The cells of hepatocellular carcinoma are epithelial while hepatoblastoma has a less differentiated embryonal appearance. Hepatocellular carcinoma also differs from hepatoblastoma in that it often arises in a previously abnormal, cirrhotic liver. Both histologic types more commonly arise in the right lobe of the liver. Chronic hepatitis B is the leading cause of hepatocellular carcinoma in children in Asian and African countries; however, underlying liver disease can be identified in less than one-third of the children and adolescents with hepatocellular carcinoma in western countries. 12
A distinctive histologic variant of hepatocellular carcinoma, termed fibrolamellar carcinoma, has been described in the livers of older children and young adults. Fibrolamellar carcinoma is thought to be associated with an improved prognosis and is not associated with cirrhosis. 13 14 15 The improved outcome in older studies may be related to a higher proportion of tumors being less invasive and more resectable in the absence of cirrhosis, because the outcome in recent prospective studies, when compared stage for stage, is not different from other hepatocellular carcinomas. 12 16 Fibrolamellar hepatocellular carcinoma has also been reported in infants. 17
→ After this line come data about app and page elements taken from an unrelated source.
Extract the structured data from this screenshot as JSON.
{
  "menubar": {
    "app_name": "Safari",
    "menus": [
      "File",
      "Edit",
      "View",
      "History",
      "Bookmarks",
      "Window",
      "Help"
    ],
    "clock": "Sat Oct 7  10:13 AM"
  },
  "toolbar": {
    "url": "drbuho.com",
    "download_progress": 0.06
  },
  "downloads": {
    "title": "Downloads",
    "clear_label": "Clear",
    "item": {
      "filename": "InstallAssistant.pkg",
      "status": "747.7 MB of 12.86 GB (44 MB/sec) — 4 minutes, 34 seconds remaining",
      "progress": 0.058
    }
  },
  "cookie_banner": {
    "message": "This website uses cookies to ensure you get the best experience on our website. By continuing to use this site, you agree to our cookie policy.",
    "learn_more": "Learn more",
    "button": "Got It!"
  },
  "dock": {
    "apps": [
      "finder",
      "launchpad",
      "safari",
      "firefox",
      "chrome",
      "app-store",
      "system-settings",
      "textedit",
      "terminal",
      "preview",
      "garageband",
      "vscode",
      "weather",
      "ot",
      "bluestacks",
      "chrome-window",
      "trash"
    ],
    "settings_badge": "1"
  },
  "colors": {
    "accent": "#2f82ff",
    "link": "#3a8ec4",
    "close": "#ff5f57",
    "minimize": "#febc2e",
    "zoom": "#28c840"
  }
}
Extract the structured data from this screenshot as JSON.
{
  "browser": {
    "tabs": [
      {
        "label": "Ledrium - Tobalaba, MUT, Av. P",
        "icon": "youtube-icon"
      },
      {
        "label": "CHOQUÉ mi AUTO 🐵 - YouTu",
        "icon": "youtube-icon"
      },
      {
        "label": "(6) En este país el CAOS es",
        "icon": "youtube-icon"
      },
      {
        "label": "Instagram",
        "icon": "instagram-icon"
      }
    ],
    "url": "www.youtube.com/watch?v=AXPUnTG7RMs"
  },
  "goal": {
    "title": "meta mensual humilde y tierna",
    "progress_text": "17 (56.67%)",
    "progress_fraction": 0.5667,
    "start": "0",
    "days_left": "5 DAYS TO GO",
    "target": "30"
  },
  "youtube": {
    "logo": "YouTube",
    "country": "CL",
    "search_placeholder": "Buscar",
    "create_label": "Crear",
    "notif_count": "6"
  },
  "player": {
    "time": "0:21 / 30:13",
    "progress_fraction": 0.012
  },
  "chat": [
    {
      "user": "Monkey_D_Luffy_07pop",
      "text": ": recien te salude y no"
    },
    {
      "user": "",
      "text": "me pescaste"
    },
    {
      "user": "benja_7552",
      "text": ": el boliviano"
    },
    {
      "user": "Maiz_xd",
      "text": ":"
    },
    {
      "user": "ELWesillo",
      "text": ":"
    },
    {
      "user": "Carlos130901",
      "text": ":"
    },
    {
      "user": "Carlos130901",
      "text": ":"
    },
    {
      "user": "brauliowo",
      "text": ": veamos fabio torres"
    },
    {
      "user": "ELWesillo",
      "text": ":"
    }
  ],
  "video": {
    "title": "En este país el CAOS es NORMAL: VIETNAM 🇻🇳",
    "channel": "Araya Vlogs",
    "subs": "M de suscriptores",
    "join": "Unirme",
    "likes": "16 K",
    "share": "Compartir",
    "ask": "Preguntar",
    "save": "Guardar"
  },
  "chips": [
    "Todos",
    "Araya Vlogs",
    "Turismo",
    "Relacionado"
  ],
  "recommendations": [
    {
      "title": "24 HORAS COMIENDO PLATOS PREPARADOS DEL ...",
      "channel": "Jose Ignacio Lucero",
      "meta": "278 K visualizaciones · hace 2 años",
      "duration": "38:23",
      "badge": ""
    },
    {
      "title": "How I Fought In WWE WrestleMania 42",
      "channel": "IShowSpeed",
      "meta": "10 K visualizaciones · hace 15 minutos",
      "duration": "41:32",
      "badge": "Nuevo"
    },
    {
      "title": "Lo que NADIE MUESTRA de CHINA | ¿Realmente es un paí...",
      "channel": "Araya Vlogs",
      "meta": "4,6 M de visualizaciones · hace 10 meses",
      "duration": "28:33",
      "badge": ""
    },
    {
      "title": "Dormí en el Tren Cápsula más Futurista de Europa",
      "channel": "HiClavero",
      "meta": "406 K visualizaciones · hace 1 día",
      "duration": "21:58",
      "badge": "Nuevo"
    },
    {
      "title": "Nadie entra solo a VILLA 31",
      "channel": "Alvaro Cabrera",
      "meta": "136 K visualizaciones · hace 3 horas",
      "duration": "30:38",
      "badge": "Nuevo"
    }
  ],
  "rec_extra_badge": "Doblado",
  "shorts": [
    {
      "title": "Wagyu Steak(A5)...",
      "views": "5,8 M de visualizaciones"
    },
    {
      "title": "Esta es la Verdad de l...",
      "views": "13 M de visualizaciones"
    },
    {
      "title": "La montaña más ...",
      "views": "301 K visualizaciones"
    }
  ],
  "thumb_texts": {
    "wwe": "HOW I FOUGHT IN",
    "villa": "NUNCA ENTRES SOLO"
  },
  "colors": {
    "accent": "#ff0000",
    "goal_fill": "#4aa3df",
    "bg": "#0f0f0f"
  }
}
Transitional liver cell tumor is a rare neoplasm that is found in older children and adolescents, and has a putative intermediate position between hepatoblasts and more mature hepatocyte-like tumor cells. The tumor cells may vary in regions of the tumor between classical hepatoblastoma and obvious hepatocellular carcinoma. The tumors are usually unifocal and may have central necrosis at presentation. Response to chemotherapy is poor, much like hepatocellular carcinoma. 18
Undifferentiated embryonal sarcoma of the liver is a distinct clinical and pathologic entity and accounts for 2% to 15% of pediatric hepatic malignancies. 19 Distinctive features are intracellular hyaline globules and marked anaplasia on a mesenchymal background. 20
These tumors are usually very friable and hemorrhagic and may present with bleeding into the tumor. The diagnosis can be made by imaging and findings of extremely high beta-human chorionic gonadotropin levels.
Cytotrophoblasts and syncytiotrophoblasts are both present. The former are closely packed nests of medium-sized cells with clear cytoplasm, distinct cell margins, and vesicular nuclei. The latter are very large multinucleated syncytia formed from the cytotrophoblasts. 21